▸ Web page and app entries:
-=-=-=-=-

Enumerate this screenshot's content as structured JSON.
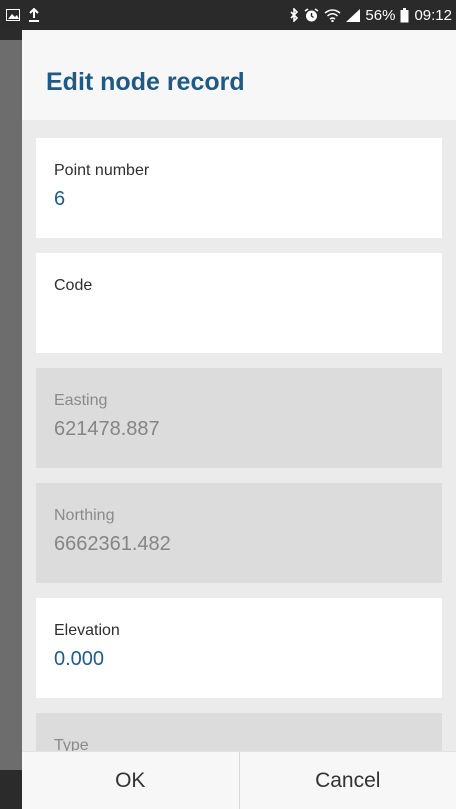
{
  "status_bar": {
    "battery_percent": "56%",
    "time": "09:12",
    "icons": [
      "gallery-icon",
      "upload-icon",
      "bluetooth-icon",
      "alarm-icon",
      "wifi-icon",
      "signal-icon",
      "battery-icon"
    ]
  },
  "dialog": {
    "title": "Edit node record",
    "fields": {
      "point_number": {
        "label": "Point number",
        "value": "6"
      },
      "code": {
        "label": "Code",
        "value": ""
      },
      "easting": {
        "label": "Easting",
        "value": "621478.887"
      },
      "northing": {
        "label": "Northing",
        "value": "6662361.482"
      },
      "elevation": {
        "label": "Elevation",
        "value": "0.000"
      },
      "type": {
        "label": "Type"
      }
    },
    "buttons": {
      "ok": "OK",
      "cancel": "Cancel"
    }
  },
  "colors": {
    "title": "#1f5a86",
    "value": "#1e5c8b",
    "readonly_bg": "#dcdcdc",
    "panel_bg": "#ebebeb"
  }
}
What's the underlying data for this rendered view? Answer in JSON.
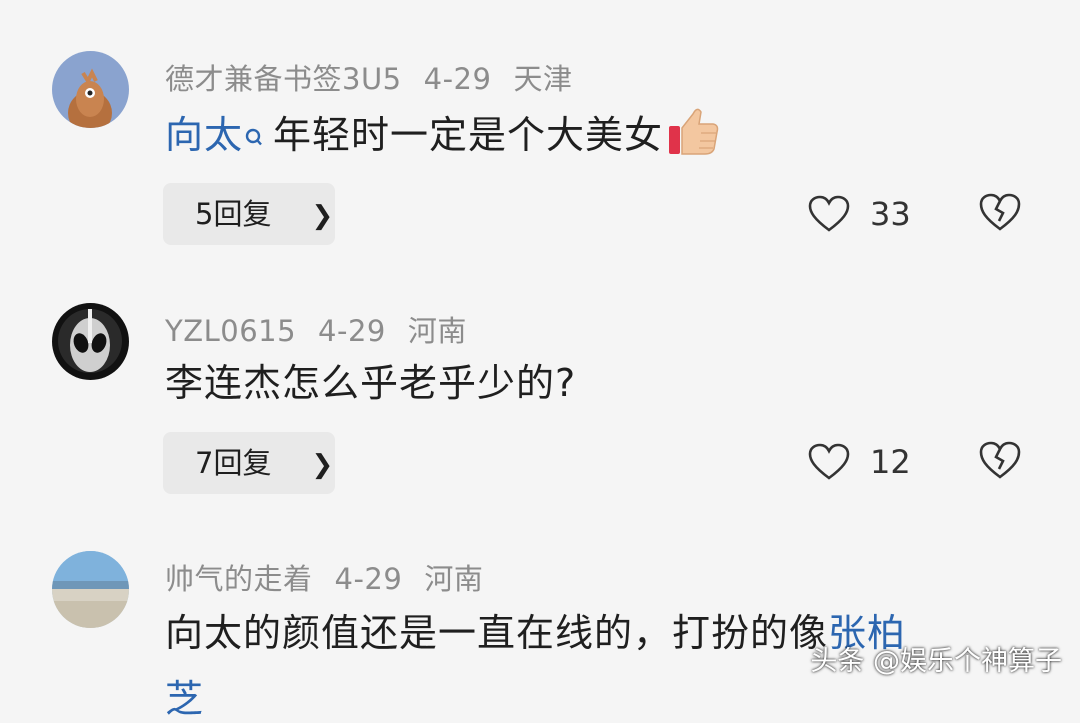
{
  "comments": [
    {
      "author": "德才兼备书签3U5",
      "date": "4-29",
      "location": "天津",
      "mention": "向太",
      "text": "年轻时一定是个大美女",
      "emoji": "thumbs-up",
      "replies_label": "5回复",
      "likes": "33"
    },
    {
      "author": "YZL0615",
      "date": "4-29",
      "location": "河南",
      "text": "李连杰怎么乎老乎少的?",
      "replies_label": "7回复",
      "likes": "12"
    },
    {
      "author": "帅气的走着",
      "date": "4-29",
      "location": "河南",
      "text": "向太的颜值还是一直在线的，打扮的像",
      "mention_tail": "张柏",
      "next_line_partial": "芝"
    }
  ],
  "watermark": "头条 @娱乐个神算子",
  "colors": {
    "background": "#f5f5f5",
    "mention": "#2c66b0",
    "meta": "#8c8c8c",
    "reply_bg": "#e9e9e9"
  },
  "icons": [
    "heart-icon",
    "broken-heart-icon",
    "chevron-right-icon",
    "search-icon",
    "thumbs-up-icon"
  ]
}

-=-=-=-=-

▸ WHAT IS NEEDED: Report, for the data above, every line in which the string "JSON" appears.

▸ FINAL ANSWER:
Enumerate this screenshot's content as structured JSON.
What's the underlying data for this rendered view? Answer in JSON.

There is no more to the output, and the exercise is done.